**Saved entries**:

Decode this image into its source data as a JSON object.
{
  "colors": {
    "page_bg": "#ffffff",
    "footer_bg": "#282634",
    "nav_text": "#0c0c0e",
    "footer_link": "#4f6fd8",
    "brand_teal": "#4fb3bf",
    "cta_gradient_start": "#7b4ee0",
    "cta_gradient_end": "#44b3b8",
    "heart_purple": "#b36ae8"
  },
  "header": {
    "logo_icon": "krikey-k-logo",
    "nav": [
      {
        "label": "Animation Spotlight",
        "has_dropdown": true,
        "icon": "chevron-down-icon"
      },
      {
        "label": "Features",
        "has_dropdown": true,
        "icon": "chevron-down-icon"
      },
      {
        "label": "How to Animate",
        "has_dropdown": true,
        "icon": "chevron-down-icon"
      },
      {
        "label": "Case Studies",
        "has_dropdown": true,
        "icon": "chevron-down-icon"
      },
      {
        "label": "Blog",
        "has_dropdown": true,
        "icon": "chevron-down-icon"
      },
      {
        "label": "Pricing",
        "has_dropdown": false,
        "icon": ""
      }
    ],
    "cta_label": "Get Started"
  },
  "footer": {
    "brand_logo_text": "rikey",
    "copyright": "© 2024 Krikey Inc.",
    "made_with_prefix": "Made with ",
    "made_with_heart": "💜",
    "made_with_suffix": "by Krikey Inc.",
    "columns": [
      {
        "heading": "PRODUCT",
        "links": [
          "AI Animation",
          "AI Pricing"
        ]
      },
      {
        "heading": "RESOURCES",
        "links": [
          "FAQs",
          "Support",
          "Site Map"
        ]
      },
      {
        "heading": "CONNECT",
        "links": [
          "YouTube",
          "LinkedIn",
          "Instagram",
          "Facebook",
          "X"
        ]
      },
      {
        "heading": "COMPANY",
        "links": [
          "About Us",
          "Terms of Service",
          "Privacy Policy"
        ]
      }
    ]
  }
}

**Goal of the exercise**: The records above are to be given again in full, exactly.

**Answer section**:
Decode this image into its source data as a JSON object.
{
  "colors": {
    "page_bg": "#ffffff",
    "footer_bg": "#282634",
    "nav_text": "#0c0c0e",
    "footer_link": "#4f6fd8",
    "brand_teal": "#4fb3bf",
    "cta_gradient_start": "#7b4ee0",
    "cta_gradient_end": "#44b3b8",
    "heart_purple": "#b36ae8"
  },
  "header": {
    "logo_icon": "krikey-k-logo",
    "nav": [
      {
        "label": "Animation Spotlight",
        "has_dropdown": true,
        "icon": "chevron-down-icon"
      },
      {
        "label": "Features",
        "has_dropdown": true,
        "icon": "chevron-down-icon"
      },
      {
        "label": "How to Animate",
        "has_dropdown": true,
        "icon": "chevron-down-icon"
      },
      {
        "label": "Case Studies",
        "has_dropdown": true,
        "icon": "chevron-down-icon"
      },
      {
        "label": "Blog",
        "has_dropdown": true,
        "icon": "chevron-down-icon"
      },
      {
        "label": "Pricing",
        "has_dropdown": false,
        "icon": ""
      }
    ],
    "cta_label": "Get Started"
  },
  "footer": {
    "brand_logo_text": "rikey",
    "copyright": "© 2024 Krikey Inc.",
    "made_with_prefix": "Made with ",
    "made_with_heart": "💜",
    "made_with_suffix": "by Krikey Inc.",
    "columns": [
      {
        "heading": "PRODUCT",
        "links": [
          "AI Animation",
          "AI Pricing"
        ]
      },
      {
        "heading": "RESOURCES",
        "links": [
          "FAQs",
          "Support",
          "Site Map"
        ]
      },
      {
        "heading": "CONNECT",
        "links": [
          "YouTube",
          "LinkedIn",
          "Instagram",
          "Facebook",
          "X"
        ]
      },
      {
        "heading": "COMPANY",
        "links": [
          "About Us",
          "Terms of Service",
          "Privacy Policy"
        ]
      }
    ]
  }
}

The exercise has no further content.